To secure our country, we are calling on Congress to build a great border wall to stop dangerous drugs and criminals from pouring into our country. (Applause.) And now they’re willing to give us the wall, but they don’t want to give us any of the laws to keep these people out.
So we’re going to get the wall, but they don’t want to give us all of the other — chain migration, lottery. Think of a lottery. You have a country. They put names in. You think they’re giving us their good people? Not too many of you people are going to be in a lottery. So we pick out people. Then they turn out to be horrendous, and we don’t understand why.
They’re not giving us their best people, folks. They’re not giving us — I mean, use your heads. They’re giving us — it’s a lottery. I don’t want people coming into this country with a lottery. I want people coming into this country based on merit. Based on merit. (Applause.)
I want people, and we all want to be admitting people, who have skills, who can support themselves financially, who can contribute to our economy, who will love our people, and who will share our values, who will love our country. (Applause.) …

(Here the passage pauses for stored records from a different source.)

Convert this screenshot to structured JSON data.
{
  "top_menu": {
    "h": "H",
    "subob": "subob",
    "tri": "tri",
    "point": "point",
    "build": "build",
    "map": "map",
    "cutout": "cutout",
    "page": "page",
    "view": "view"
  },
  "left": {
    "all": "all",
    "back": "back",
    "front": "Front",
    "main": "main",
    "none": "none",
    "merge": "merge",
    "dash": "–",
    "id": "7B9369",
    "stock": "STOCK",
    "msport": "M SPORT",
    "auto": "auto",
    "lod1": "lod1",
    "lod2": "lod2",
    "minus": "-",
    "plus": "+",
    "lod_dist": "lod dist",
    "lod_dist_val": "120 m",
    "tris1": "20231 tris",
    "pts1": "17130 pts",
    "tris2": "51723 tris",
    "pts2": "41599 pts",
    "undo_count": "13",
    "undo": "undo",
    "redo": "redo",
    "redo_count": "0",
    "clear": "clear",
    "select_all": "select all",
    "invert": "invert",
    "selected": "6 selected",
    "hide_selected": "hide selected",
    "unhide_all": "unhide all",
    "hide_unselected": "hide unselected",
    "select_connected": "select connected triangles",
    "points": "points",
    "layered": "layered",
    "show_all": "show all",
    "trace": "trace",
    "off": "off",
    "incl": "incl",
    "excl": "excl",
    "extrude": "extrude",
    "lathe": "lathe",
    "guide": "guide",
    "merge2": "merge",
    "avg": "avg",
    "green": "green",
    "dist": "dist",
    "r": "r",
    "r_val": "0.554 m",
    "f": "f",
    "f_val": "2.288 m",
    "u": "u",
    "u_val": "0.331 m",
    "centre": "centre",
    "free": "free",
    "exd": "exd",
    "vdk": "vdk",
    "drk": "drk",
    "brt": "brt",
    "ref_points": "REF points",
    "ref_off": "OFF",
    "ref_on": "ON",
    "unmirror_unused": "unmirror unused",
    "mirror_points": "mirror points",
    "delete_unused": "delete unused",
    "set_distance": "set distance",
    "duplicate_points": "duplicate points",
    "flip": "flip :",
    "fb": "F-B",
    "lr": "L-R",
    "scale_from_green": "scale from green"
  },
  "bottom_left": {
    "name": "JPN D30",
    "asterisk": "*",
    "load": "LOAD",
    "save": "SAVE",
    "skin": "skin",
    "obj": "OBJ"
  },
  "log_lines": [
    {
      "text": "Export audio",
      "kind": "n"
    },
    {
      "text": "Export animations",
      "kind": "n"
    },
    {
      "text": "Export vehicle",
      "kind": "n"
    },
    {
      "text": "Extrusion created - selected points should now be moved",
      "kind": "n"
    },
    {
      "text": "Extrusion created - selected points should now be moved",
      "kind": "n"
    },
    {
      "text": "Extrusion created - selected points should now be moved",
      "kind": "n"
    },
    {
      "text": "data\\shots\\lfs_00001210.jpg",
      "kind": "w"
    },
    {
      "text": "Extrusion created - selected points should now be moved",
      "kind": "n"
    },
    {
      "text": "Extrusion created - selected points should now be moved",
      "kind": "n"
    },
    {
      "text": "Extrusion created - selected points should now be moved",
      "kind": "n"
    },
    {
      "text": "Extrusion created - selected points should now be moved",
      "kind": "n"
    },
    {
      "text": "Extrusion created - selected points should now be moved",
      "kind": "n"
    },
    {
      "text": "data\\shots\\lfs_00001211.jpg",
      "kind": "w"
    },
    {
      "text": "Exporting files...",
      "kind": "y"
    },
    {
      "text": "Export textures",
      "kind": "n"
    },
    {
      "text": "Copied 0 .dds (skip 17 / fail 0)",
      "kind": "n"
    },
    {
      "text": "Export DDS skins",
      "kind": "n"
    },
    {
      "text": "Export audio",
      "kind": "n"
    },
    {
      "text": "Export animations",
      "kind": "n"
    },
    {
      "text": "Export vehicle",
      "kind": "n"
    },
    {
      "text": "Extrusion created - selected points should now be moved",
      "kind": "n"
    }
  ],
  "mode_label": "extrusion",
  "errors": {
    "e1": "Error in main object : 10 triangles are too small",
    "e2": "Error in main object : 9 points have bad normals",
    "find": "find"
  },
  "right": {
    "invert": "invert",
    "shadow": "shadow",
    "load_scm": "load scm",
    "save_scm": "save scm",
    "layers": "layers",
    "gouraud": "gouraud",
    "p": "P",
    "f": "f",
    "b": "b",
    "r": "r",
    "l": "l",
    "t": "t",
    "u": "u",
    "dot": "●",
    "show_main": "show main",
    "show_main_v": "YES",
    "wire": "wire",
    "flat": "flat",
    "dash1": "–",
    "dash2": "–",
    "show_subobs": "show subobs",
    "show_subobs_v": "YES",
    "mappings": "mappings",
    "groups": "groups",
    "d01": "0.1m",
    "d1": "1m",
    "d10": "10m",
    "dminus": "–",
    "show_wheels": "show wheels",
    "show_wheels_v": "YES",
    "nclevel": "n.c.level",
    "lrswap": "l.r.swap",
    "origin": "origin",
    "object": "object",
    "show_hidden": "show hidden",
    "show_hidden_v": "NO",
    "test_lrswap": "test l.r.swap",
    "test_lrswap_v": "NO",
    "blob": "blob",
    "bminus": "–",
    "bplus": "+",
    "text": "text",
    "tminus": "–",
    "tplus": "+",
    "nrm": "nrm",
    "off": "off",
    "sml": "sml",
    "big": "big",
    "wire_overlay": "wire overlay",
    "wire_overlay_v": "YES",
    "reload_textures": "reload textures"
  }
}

We’ve got to change our way. Merit system. I want merit system. Because you know what’s happening? All of these companies are coming into our country. They’re all coming into our country. And when they come in, we need people that are going to work. I’m telling you, we need workers now. We need workers. (Applause.)
Trump described his immigration policy as a life-or-death issue for the country by linking it to his story of the woman who is bitten by a snake after she carries it across a river:
When I walked in today, did anyone ever hear me do the snake during the campaign? Because I had five people outside say, “Could you do ‘The Snake’?” And I said, well, people have heard it. Who hasn’t heard “The Snake”? You should read it anyways. (Laughs.) Let’s do it anyway. I’ll do it. All right? Should we do it? (Applause.)
Now, this was a rock-and-roll song — little amendments — a rock-and-roll song. But every time I do it, people — and you have to think of this in terms of immigration. We have to have great people come into our — I want people to come into our country. And I want people that are going to help us. And I don’t want people that are going to come in and be accepting all of the gifts of our country for the next 50 years and contribute nothing. I don’t want that, and you don’t want that.
Repeatedly, Trump evoked the coming election, which Democrats hope will give them a majority in the House and the ability to block much of Trump’s pro-American agenda.
So we have to get out there and we have to fight in ’18 like never before — just the way you fought with us. Just the way you fought with us. You fought so hard, and you were so tough, and you were so smart. You were so smart. And you know what? I know for a fact you did the right thing, because we’re looking at the numbers. And the numbers — even they have to give credit for the kind of numbers that we’re producing.
Four million Americans turn 18 each year and begin looking for good jobs in the free market.
But the federal government inflates the supply of new labor by annually accepting roughly 1.1 million new legal immigrants, by providing work-permits to roughly 3 million resident foreigners, and by doing little to block the employment of roughly 8 million illegal immigrants.
The Washington-imposed economic policy of economic growth via mass-immigration floods the market with foreign labor, spikes profits and Wall Street values by cutting salaries for manual and skilled labor offered by blue-collar and white-collar employees. It also drives up real estate prices, widens wealth-gaps, reduces high-tech investment, increases state and local tax burdens, hurts kids’ schools and college education, pushes Americans away from high-tech careers, and sidelines at least 5 million marginalized Americans and their families, including many who are now struggling with opioid addictions.